In thus insisting upon the intimate relationships which I believe subsist between the offices of the imaginative and those of the reasoning faculty, I must not be misunderstood to depreciate or disparage the mighty prowess of the latter, which I love to contemplate. Pure reason, as expressed—I had nearly said symbolized—in the simple, faultless syllogism, has nothing to fear from the sovereignty of the imagination. It is beautiful and fearful to see that clear, cold, naked blade, gleaming with steel-blue temper, resistlessly incisive—to see it cleave with equal ease the solid ingot of ignorance and the gossamer web of illusion—to see it work like a giant steam-hammer, smoothly, noiselessly, and irresistibly, whether its power be adjusted to the cracking of an egg-shell of superfine subtilties, or the forging of the massive links by which it is anchored secure in a storm of error. Yet this Titan is not omnipotent; its powers are limited; and it is precisely at the point where reason hesitates that the office of imagination begins. The higher faculty takes up the story when reason omits to point the moral, and adorns the tale that Nature tells to man. It brings her seeming discords into one grand harmony, and crowns the noble shaft of Science with the immortal wreath of Art.

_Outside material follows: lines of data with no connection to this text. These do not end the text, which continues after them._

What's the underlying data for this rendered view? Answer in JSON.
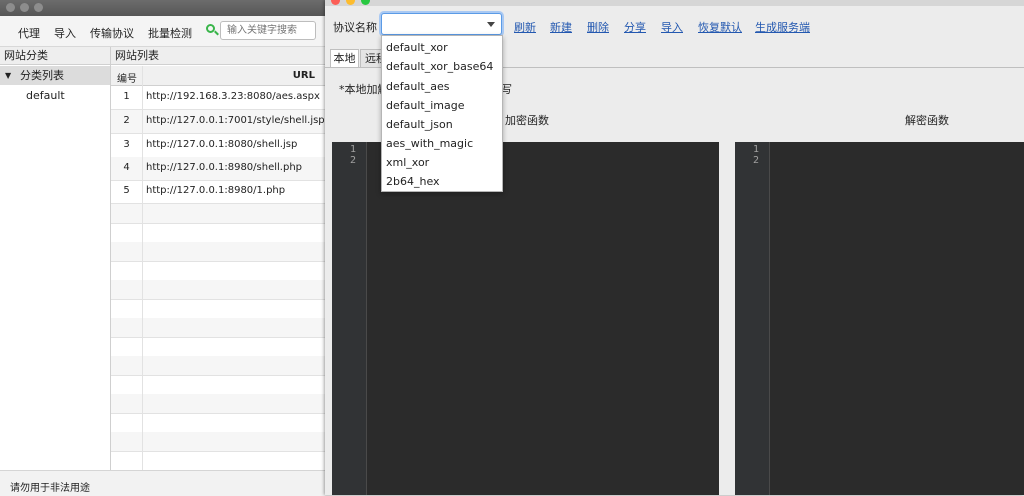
{
  "main": {
    "toolbar": {
      "proxy": "代理",
      "import": "导入",
      "transport": "传输协议",
      "batch": "批量检测",
      "search_placeholder": "输入关键字搜索"
    },
    "category_panel": {
      "title": "网站分类",
      "root": "分类列表",
      "child": "default"
    },
    "site_panel": {
      "title": "网站列表",
      "columns": {
        "num": "编号",
        "url": "URL"
      },
      "rows": [
        {
          "num": "1",
          "url": "http://192.168.3.23:8080/aes.aspx"
        },
        {
          "num": "2",
          "url": "http://127.0.0.1:7001/style/shell.jsp"
        },
        {
          "num": "3",
          "url": "http://127.0.0.1:8080/shell.jsp"
        },
        {
          "num": "4",
          "url": "http://127.0.0.1:8980/shell.php"
        },
        {
          "num": "5",
          "url": "http://127.0.0.1:8980/1.php"
        }
      ]
    },
    "status": "请勿用于非法用途"
  },
  "dialog": {
    "protocol_label": "协议名称",
    "actions": {
      "refresh": "刷新",
      "new": "新建",
      "delete": "删除",
      "share": "分享",
      "import": "导入",
      "restore": "恢复默认",
      "generate": "生成服务端"
    },
    "tabs": {
      "local": "本地",
      "remote": "远程"
    },
    "local_note": "*本地加解",
    "local_note_tail": "写",
    "encrypt_title": "加密函数",
    "decrypt_title": "解密函数",
    "line_numbers": [
      "1",
      "2"
    ],
    "protocol_options": [
      "default_xor",
      "default_xor_base64",
      "default_aes",
      "default_image",
      "default_json",
      "aes_with_magic",
      "xml_xor",
      "2b64_hex"
    ]
  }
}
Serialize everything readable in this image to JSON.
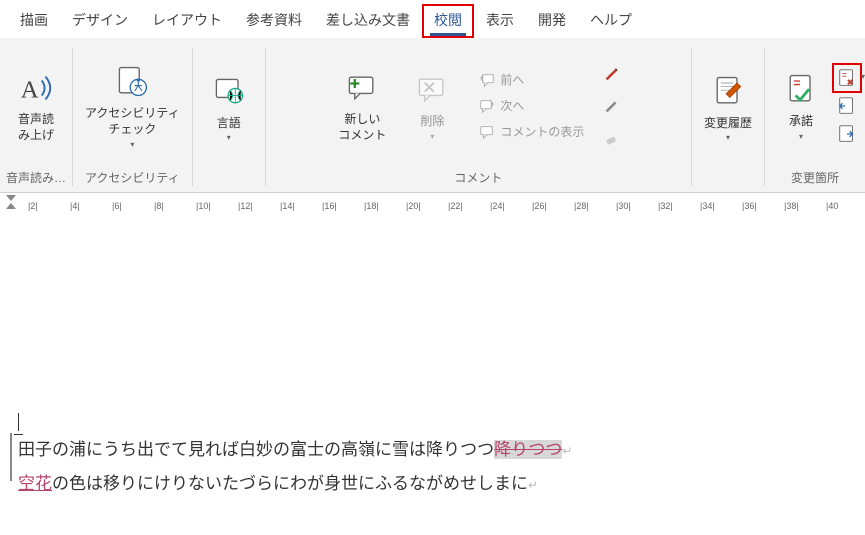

I speak of imagination in its full development, and in the truest, highest, and best sense that the term can bear; and I am reminded here to draw a broad, even if a devious and uncertain, line of distinction between this splendid faculty and mere Fancy—a pert Miss, whose wills-o'-the-wisp are too often mistaken for the head-light of the imagination. I will not weary you with over-nice formalities of definition in a case where shades of difference blend. Know, by their fruits, that fancy is a parody on imagination. The play of fancy is quips and quirks and airy nothings, and the whole mob of littlenesses we call smart and clever. The working of imagination breathes life into marble and canvas, inspires the drama, the poem, the symphony, and vivifies systems of religion.

What faculty but the imaginative can conceive, what but the power of the imagination itself can convey, the full meaning of this soul of genius? It is creative; and, when this is said, expression falters by the wayside of anticlimax. If there be within us one single spark of the divine fire, this spark it is that sends "the long light shaking" from pillar to pillar of the temple that the lesser god of the imagination rears to a God eternal, till it irradiates the shrine where all men sooner or later must kneel in devotion; and we, who now gaze wistfully at the veil which screens the inner sanctuary from eyes